An artisanally crafted blog curated by Cooking Lager for discerning readers of beer bloggery

Monday, 20 July 2009

Beer Books

Since becoming an avid beer blog reader, enjoying the tales of the ale that people record in regard to their boozing, I have become aware of the professional beer writer’s. Names like Brown, Jackson and Protz, names to revere’s as they actually make a living out of it. What? Go figure. People buy books on beer? They must do or otherwise there would be no living in it and beer writers would have to get proper jobs.

If anything it is a sign of the sophistication of our global economy that enables degrees of specialisation to the degree of creating such things as professional footballers, singers, and even beer writers.

Being a progressive sort of beer enthusiast, not for me the self limiting worship of only cooking lager, I am willing to drink anything if it’s cheap enough, I have on occasion broke the cooking lager code and drank other things. British cooking lager enthusiasts often look backward only to the past, attempting to preserve dying brands (in the UK) like Hofmeister, XXXX & Miller Lite. It’s about the preservation of tradition more than enthusiasm for interesting new innovation, unlike the craft cooking lager scene abroad, where beer is all the fashion.

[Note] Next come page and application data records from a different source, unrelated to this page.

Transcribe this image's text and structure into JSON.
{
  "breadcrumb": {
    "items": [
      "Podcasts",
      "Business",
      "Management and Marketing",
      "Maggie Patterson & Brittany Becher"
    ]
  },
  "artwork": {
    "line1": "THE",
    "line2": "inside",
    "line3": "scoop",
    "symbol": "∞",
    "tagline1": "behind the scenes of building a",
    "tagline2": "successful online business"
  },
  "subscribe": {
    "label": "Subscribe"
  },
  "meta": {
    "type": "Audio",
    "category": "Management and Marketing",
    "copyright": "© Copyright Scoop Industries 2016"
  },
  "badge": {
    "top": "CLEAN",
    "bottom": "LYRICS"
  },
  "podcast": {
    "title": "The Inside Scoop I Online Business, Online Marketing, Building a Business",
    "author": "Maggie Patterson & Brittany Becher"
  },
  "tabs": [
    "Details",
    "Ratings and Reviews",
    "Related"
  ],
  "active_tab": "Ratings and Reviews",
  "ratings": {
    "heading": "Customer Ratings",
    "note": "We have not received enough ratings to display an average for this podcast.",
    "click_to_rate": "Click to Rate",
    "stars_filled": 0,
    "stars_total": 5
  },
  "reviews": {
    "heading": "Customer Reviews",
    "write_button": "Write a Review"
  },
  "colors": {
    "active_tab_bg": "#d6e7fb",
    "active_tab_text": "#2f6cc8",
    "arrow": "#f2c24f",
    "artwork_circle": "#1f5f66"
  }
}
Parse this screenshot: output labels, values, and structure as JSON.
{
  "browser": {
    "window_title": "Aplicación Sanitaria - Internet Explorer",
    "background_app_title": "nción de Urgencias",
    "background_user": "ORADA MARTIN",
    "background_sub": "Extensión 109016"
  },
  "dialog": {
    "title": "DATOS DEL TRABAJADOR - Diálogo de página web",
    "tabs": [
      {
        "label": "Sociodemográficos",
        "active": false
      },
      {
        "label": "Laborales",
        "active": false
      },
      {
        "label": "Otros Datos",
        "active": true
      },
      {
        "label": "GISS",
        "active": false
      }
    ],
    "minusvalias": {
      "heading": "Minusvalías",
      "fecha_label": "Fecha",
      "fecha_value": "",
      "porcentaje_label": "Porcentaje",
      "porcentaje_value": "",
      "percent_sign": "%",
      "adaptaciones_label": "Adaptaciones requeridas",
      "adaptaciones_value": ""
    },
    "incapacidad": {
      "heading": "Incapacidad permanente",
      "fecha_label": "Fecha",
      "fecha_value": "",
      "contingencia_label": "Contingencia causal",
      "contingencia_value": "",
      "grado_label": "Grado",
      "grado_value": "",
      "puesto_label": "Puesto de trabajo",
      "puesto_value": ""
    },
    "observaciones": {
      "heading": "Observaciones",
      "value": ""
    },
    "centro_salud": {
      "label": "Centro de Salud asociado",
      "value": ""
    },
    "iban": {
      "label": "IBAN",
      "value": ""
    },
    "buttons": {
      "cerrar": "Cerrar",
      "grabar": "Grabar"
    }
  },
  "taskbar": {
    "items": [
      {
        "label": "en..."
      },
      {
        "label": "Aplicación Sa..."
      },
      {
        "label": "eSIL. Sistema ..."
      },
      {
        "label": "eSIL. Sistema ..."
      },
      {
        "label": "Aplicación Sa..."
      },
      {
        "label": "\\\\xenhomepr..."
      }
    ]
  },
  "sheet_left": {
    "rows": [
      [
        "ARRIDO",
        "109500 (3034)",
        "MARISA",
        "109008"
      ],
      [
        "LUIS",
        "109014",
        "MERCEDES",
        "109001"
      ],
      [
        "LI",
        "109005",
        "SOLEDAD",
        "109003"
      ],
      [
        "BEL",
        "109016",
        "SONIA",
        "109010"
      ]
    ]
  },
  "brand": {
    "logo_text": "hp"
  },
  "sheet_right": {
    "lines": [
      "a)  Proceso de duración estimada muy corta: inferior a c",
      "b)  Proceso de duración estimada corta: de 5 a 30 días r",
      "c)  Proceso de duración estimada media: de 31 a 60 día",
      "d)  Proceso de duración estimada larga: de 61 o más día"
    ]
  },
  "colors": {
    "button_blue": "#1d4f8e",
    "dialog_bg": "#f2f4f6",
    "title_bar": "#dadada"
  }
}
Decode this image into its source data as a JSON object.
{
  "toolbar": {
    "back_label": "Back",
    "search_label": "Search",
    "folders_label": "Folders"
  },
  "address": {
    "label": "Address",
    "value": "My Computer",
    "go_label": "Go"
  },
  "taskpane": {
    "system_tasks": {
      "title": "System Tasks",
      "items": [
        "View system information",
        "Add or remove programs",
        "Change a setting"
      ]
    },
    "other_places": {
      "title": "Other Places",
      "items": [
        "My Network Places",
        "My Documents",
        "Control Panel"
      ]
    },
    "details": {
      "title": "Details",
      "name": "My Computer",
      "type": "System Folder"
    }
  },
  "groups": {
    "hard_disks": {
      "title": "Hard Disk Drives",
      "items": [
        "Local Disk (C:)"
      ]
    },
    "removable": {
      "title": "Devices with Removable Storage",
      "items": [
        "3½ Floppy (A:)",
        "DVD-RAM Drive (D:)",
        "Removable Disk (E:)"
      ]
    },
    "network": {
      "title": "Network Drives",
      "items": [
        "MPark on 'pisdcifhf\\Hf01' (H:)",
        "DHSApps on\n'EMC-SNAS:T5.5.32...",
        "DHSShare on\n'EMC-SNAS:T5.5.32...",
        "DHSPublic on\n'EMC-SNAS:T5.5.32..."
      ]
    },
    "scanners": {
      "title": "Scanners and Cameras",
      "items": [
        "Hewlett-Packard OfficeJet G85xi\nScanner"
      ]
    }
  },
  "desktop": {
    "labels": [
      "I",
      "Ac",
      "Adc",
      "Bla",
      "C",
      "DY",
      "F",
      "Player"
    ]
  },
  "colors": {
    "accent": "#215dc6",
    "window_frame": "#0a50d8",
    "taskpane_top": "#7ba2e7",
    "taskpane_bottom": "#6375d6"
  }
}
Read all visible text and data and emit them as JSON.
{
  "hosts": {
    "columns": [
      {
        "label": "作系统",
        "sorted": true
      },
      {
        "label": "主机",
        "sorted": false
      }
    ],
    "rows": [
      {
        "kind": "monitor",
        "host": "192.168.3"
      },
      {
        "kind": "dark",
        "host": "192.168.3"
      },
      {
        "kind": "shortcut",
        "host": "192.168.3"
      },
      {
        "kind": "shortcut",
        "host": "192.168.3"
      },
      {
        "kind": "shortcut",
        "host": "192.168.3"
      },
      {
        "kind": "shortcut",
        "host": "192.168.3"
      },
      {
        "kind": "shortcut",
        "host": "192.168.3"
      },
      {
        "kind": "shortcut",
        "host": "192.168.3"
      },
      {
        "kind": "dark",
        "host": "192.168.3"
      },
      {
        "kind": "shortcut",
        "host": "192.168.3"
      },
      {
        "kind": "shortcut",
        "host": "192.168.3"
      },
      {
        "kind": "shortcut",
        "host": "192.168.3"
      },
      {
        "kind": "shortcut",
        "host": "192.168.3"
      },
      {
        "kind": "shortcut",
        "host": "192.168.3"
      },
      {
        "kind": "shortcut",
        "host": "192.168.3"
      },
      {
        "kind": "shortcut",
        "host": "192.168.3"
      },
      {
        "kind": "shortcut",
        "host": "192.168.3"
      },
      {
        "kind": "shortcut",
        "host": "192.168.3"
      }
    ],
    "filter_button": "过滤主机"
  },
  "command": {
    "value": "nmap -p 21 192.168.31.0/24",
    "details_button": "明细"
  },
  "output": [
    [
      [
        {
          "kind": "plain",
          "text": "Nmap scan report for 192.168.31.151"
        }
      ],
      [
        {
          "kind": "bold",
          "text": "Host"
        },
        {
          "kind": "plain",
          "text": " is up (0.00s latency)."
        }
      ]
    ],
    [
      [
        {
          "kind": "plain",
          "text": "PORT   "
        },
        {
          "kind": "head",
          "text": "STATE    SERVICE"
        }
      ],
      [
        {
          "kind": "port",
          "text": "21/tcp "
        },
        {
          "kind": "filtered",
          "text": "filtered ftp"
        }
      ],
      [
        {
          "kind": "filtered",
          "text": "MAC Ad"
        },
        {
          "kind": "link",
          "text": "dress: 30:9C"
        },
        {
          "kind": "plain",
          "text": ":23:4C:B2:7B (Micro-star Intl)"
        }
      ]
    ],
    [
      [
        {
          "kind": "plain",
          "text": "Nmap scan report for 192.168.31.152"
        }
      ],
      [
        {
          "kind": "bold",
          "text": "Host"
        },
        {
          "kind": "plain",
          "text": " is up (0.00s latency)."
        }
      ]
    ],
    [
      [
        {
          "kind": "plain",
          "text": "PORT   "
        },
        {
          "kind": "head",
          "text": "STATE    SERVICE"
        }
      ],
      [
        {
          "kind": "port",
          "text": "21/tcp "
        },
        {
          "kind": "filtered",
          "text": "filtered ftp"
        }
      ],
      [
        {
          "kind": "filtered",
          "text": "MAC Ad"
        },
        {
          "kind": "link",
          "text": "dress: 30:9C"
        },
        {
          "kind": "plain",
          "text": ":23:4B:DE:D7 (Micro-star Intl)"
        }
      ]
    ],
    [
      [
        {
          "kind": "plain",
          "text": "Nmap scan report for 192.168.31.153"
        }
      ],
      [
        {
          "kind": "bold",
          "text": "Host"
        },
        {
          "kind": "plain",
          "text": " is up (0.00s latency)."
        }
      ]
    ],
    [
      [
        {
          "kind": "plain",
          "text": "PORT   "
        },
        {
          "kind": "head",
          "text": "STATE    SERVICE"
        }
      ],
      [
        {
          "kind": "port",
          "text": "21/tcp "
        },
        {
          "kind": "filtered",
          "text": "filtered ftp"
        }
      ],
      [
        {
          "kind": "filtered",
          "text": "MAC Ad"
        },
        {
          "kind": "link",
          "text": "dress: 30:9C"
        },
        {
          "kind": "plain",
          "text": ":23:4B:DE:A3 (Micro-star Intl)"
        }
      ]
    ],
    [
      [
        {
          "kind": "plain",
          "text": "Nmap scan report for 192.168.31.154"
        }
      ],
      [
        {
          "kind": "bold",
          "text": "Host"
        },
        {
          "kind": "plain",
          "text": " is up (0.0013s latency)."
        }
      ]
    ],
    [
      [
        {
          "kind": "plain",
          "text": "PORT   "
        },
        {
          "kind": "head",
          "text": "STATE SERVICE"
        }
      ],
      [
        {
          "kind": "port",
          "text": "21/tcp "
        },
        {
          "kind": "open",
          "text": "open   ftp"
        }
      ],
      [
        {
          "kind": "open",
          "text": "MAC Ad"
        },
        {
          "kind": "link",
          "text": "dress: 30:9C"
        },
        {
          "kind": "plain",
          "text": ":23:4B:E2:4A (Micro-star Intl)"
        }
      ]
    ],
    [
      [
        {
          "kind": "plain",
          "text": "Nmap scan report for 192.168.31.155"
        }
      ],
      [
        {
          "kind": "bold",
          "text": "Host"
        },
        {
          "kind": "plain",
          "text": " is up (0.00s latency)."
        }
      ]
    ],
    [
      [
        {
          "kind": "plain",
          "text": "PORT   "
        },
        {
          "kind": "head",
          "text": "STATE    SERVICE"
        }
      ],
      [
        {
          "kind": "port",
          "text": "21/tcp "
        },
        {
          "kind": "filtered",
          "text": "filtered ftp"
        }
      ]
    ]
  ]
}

But not for me, as a progressive I am keen to appreciate an ever wider circle of cheap grog. So long as it’s cheap and doesn’t send you blind, or at least only temporarily sends you blind, I’ll give it a go.

With this progressive attitude in mind I thought I’d read a book on beer. Pete’s Brown’s “Hops and Glory” is all the rage, but I’ve been beaten to the punch by dozens of other blogs, and anyway all the beer books on Amazon, tomes by the greats like Protz and Jackson cost over a fiver! For a fiver I can buy a week’s supply of cooking lager!

The answer came in a charity shop. There was an old copy of “Man walks into a pub”, marked up at 70p. A bit of bargaining with the old dear behind the counter and I got it down to 50p. “Bit tatty this book, give you 50p?”, “It’s for charity, sir. We sell things for charity”, “50p to whatever your collecting for is better than nowt”, withering look of scorn, “okay then sir, 50p it is”. Now I can take a look of withering scorn from a dotty old bat. 20p is 20p. Now you may think that it’s all for charity and I should have forked out the extra 20p, but charity begins with yours truly.

Now for the review. It’s a book about beer, and well, pubs. It’s interesting if you like that sort of thing. Better I suspect and more relevant to a beer enthusiast than Kerry Katonas autobiography and containing fewer gruesome sexual references that Jordan’s tome. Pete Brown doesn’t snap a Pop Idol contestant’s banjo string while robbing him of his innocence, for a start. Best bit of the book? It’s exactly an inch thick making it perfect for evening up an old sofa and giving the lady squeeze no excuse to drag me to a sofa shop to spend 500 sheets on a new one. Worth the 50p. Man walks into a pub, Pete Brown, 10/10 Read while swigging a can of special offer Carlsberg.


The Beer Nut said...

Doesn't it contain the only written account of the origins of British cooking lager? I thought it'd be well relevant to you.

I've not read it, mind. Must keep scouring the charity shops.

Also: as a beer blogger you can blag free review copies of books off of publishers. It's a bit of effort to write to them, but you could save yourself upwards of 70p a throw. And sell the book afterwards.

Cooking Lager said...

It was, I loved it, I gave it 10/10. Can I blag free beer too? Aldi have 20 bottles of Stella for £5.99, but I'd rather pay nowt to be honest. Teach me master, and I'll let you call me grasshopper.

The Beer Nut said...

Yes, you can blag free beer too. It's mostly pongy stuff that gets given away (obviously), but it is free.

All you have to do is write to the brewer and explain how you are a keystone of their viral marketing strategy. The worst they can do is tell you to shove it, you chancer.

It may not work so well with a discount supermarket, but worth a punt, I'd say.

Cooking Lager said...

You are a god in my eyes, and if I succeed in my blag for grog I shall toast your eternal health.

Woolpack Dave said...

Read "Three Sheets to the Wind". You'll love the end of the last chapter - trust me.